Last Saturday, October 16, 2021 at 3:30 p.m. a Paradise/Tropical Bell 407 flew over the homes of Kaimu at under 1000 feet heading away from the airport and into a bank of rainstorms predicted by the National Weather Service’s Aviation Forecast and easily visible on any doppler map. His ADS-
B Out transmitter was turned off. How can air tour operators possibly claim to be concerned with safety when they allow these blatant violations to continue?
Would task force members please make the time to answer these questions?
Sincerely, John Carse

Debra Laeha

My family has lived in Maunawili for over 20 years. Our once peaceful valley is now inundated by commercial tour helicopters that crisscross our home all day, every day. Prior to Covid, there was a tour helicopter overhead every 4-5 minutes. With the resurgence of tourism, these numbers have once again become unbearable.

Tour helicopters fly over our community even on rainy, cloudy days, despite their lack of the equipment needed to navigate safely under these conditions.
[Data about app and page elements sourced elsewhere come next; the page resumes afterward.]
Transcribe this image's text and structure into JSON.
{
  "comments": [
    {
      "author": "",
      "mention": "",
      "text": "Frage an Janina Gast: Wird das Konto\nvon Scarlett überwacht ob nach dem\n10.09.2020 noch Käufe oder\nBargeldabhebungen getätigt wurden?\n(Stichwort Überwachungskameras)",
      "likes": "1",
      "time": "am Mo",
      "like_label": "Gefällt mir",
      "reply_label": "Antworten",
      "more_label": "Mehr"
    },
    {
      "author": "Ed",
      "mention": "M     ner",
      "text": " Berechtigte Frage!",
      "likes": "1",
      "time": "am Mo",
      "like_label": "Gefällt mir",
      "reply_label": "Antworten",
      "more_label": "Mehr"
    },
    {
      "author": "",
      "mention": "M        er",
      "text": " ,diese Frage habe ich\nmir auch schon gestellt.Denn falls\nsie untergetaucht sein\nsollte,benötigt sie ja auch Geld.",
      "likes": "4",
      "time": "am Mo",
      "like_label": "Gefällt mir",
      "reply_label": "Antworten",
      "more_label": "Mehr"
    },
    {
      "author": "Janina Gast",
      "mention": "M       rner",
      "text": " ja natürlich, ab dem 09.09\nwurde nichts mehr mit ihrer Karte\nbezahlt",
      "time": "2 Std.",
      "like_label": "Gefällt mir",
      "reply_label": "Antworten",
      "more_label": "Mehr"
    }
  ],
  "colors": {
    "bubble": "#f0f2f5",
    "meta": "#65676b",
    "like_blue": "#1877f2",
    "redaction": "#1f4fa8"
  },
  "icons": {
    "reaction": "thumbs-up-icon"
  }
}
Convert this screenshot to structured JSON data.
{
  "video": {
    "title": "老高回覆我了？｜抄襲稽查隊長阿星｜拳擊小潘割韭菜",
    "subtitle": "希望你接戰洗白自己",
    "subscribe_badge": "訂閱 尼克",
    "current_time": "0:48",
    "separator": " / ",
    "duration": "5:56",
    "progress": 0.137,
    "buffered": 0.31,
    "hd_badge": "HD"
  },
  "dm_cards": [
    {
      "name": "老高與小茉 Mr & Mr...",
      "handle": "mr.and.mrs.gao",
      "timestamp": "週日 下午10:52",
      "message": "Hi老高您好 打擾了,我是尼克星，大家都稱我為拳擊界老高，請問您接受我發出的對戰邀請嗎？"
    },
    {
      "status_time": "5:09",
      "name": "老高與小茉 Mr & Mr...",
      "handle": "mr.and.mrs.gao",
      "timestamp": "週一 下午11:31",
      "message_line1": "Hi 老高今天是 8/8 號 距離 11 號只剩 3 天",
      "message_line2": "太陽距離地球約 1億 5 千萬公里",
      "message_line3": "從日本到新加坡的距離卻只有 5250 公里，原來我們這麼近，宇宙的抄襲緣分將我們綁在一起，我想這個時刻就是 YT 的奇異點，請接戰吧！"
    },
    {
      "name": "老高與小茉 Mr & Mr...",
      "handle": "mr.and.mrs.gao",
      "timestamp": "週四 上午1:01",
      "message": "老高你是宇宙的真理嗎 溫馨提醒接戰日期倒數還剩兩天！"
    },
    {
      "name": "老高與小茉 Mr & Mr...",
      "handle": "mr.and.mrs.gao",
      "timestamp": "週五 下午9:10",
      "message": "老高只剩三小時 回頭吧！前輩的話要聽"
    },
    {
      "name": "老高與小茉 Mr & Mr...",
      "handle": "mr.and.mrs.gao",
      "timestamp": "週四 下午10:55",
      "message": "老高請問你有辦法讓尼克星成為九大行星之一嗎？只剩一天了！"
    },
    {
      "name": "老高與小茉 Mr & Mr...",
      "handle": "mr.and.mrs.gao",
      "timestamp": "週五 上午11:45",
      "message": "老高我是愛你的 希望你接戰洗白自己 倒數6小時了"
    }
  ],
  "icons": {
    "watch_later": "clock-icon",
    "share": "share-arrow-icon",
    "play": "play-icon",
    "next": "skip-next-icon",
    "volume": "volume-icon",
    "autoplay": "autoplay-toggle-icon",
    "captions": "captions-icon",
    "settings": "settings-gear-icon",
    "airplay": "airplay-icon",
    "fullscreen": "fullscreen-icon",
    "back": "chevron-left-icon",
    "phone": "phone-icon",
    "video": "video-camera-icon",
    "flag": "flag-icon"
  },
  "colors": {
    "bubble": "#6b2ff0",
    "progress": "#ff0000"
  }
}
This lack of equipment is evidenced by the tragic tour helicopter crash that occurred under overcast conditions in Kailua Town in 2019 when the pilot, who was operating under only Visual Flight Rules, became disoriented by cloud cover. This is a huge safety concern for communities on the Windward side of the island where weather patterns are often unpredictable (which tour operators have openly stated).

Covid has opened our eyes to the blight the tour industry has been on our island, in our skies (from tour helicopters and small fixed-wing tour aircraft), and the harm it has had on communities throughout Oahu and across all islands. This is our opportunity to make a change. Other communities have been able to reign in the tour helicopter industry; we need to fight for the same. We need to do something now so that the health and welfare of our communities are once again valued over the tourist buck.